■ **PROMPT**
A complete answer includes every line below with the word "Video".

■ **RECORDS PROVIDED**
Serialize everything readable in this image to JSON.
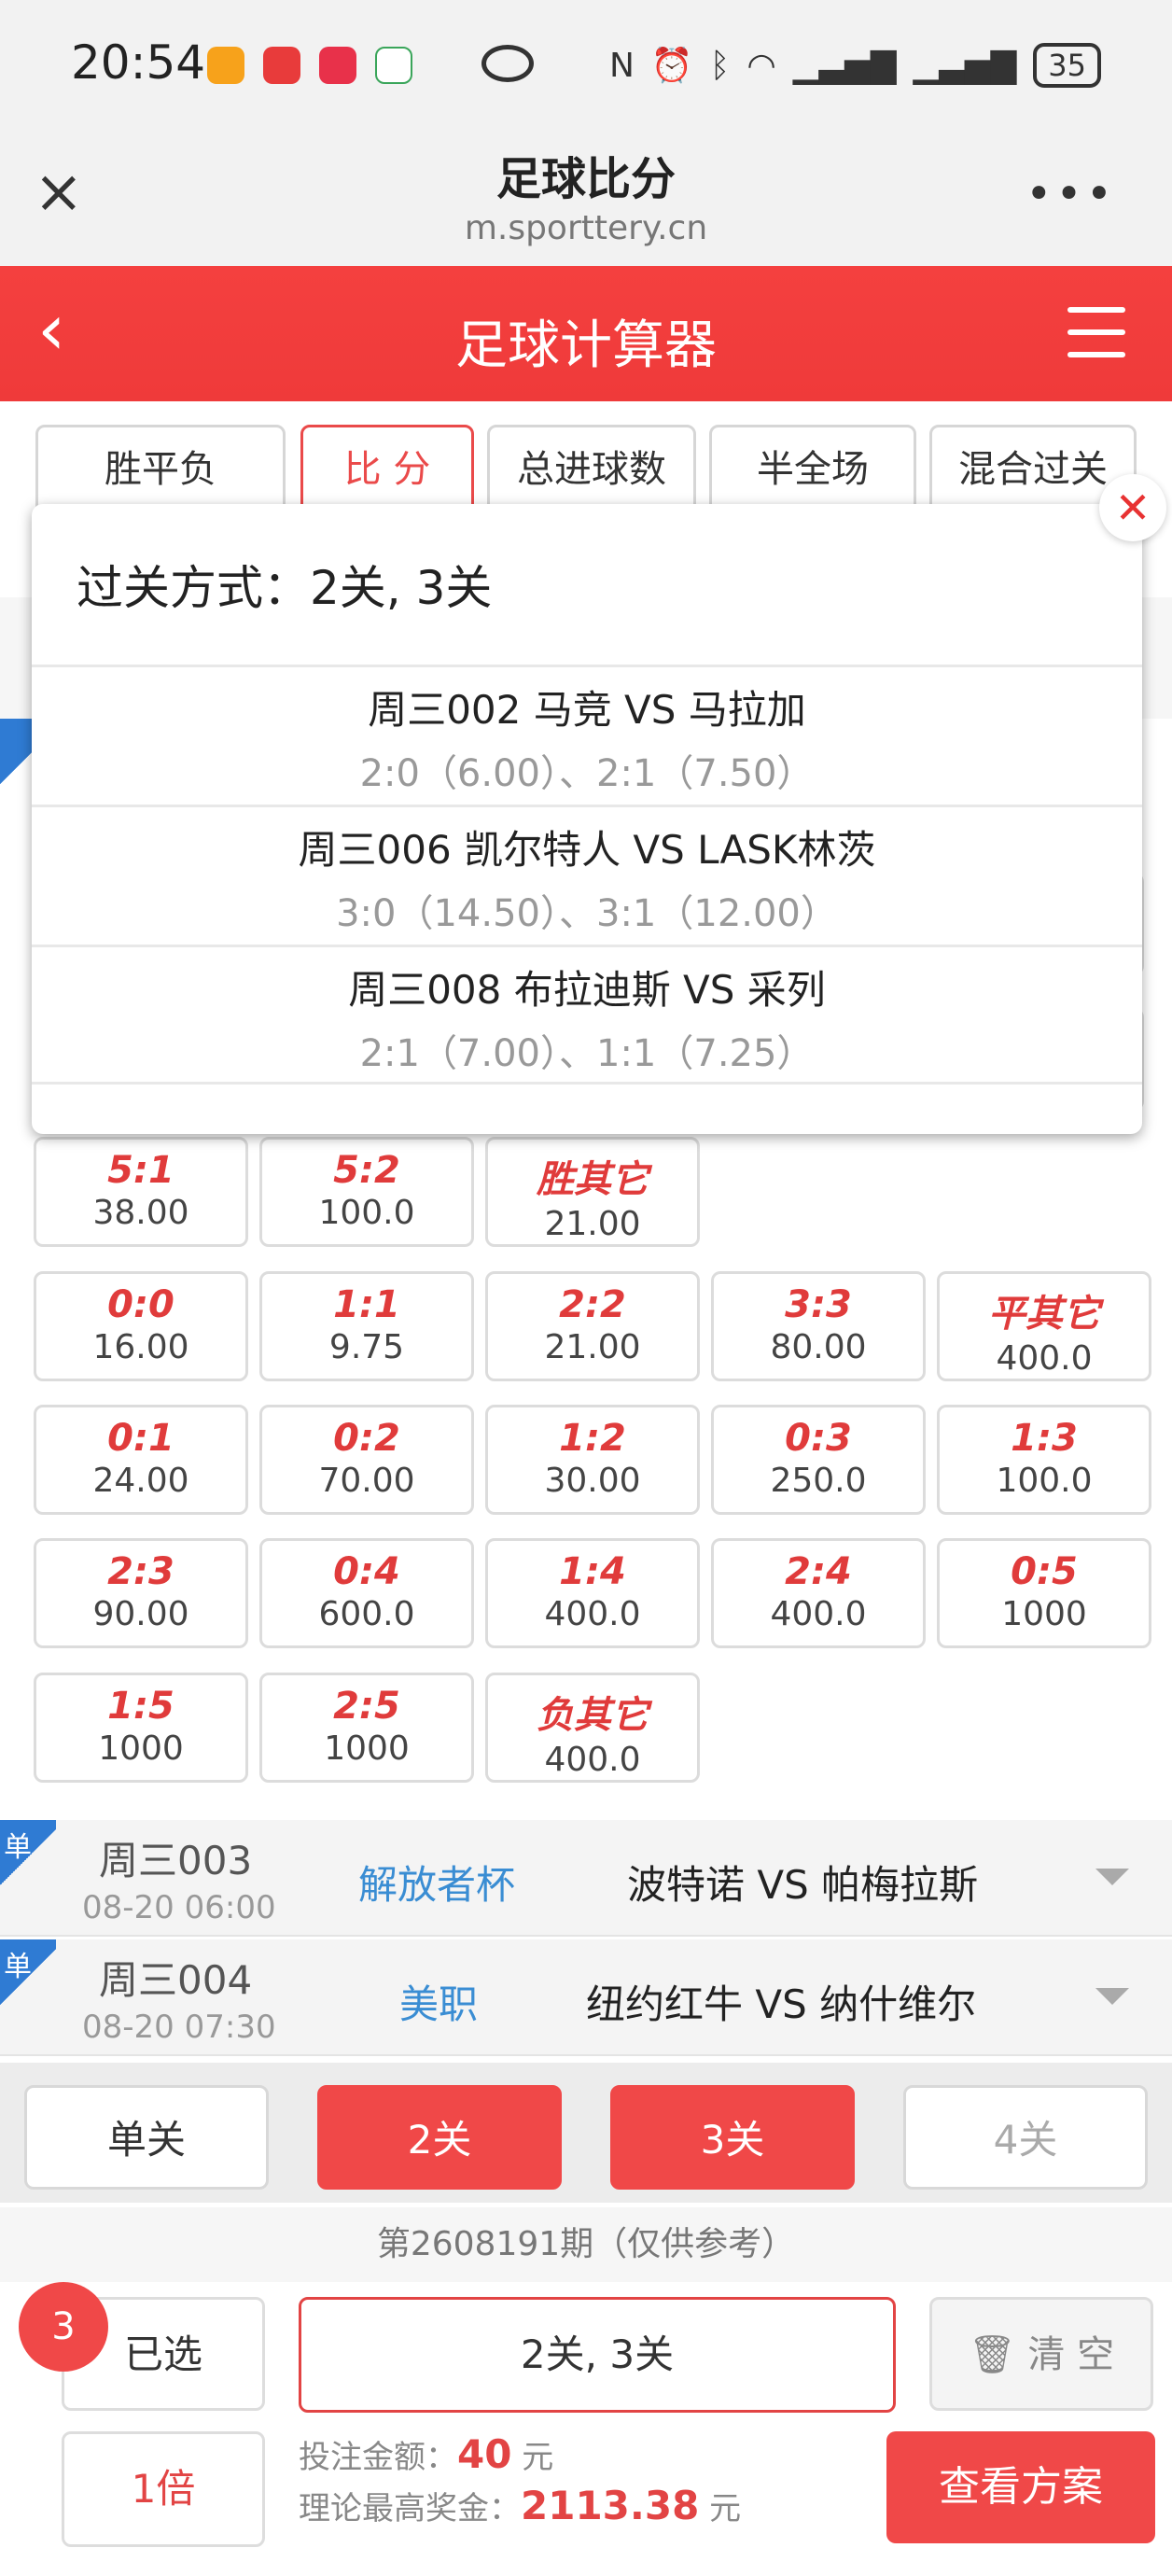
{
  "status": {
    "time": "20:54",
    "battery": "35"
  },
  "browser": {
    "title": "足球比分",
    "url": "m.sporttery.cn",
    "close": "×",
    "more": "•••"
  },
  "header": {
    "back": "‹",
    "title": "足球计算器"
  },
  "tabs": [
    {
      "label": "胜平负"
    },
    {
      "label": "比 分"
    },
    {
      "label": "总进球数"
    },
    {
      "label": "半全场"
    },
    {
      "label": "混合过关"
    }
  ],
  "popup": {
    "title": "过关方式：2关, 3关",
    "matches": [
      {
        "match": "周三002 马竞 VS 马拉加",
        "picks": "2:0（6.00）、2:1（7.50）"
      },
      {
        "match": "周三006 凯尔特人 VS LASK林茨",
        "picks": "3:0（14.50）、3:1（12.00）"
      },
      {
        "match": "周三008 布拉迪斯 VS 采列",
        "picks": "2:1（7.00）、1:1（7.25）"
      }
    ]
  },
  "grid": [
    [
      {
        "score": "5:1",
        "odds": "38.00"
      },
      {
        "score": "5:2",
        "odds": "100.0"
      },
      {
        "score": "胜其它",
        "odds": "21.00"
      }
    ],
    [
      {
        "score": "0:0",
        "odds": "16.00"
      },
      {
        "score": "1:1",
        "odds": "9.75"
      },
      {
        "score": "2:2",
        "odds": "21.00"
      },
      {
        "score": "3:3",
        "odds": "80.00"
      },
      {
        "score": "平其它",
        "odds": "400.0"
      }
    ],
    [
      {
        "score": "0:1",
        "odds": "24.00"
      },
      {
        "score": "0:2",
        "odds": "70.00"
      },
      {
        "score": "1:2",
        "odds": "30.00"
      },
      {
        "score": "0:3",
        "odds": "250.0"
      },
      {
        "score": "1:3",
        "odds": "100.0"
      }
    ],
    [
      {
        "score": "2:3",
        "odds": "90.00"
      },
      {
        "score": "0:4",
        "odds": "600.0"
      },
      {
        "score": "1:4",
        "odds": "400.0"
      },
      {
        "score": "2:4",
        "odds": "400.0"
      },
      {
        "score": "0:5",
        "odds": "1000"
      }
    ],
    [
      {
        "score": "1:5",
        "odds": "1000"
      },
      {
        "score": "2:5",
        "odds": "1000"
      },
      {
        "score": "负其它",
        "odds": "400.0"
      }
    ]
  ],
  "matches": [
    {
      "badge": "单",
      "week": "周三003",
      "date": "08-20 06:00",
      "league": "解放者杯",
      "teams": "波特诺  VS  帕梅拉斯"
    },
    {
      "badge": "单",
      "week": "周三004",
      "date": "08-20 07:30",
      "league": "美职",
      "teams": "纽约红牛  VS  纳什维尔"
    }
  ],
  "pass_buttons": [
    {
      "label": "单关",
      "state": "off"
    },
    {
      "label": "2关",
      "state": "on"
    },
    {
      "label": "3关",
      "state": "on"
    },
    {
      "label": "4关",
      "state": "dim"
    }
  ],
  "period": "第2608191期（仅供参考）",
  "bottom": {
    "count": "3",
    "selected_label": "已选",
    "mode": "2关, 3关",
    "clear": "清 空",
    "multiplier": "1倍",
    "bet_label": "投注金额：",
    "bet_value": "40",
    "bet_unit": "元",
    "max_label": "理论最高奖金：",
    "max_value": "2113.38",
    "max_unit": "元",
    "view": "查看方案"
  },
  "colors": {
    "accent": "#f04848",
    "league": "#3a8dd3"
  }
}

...

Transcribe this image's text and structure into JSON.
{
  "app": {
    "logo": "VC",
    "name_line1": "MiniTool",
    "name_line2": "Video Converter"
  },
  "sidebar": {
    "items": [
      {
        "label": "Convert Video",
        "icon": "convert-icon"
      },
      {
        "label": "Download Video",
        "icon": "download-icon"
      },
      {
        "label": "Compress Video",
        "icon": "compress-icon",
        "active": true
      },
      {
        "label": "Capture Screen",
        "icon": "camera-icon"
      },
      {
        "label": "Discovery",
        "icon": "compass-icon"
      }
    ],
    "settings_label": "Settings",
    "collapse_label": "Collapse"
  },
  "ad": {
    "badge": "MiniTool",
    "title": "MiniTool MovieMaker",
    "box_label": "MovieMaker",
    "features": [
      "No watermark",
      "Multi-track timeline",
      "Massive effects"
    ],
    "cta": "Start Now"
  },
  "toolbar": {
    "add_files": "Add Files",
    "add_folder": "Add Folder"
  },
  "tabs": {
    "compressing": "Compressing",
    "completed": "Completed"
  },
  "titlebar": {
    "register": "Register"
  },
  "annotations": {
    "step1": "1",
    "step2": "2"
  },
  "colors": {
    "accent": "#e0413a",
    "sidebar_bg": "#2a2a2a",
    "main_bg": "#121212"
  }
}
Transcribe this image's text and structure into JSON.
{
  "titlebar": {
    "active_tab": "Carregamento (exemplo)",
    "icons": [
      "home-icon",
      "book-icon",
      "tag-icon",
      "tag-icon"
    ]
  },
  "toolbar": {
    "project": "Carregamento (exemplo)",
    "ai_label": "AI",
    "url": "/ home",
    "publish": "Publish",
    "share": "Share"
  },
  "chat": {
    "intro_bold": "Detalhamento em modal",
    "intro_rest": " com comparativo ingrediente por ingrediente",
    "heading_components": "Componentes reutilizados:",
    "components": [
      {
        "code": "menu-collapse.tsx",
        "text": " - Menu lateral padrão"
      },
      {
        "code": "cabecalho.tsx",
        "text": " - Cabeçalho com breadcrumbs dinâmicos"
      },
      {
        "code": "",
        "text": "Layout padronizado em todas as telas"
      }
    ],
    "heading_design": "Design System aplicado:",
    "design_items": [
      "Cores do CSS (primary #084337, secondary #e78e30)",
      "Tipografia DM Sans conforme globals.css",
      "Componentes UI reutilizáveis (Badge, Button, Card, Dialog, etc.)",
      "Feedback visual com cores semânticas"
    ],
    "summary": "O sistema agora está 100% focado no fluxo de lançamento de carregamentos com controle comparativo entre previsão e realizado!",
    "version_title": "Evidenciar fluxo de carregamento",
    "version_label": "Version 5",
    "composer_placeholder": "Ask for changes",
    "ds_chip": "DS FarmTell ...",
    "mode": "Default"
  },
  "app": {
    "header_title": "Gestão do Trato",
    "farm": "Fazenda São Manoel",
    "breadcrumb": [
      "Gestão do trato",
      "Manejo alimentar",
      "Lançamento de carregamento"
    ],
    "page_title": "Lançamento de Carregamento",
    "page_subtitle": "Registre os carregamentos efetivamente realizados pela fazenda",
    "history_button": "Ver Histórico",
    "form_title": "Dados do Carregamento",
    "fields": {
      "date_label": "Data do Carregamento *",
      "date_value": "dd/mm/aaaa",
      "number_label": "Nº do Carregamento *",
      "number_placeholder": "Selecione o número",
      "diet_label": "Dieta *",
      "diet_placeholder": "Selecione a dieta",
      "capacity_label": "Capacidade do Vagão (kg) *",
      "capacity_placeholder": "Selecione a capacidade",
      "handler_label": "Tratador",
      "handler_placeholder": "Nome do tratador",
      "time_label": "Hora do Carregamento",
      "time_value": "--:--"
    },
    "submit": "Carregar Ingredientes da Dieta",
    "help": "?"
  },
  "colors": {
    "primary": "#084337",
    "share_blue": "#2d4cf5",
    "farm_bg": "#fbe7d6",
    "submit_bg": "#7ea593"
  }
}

■ **ANSWER FOR THIS EXERCISE**
    "name_line2": "Video Converter"
        "label": "Convert Video",
        "label": "Download Video",
        "label": "Compress Video",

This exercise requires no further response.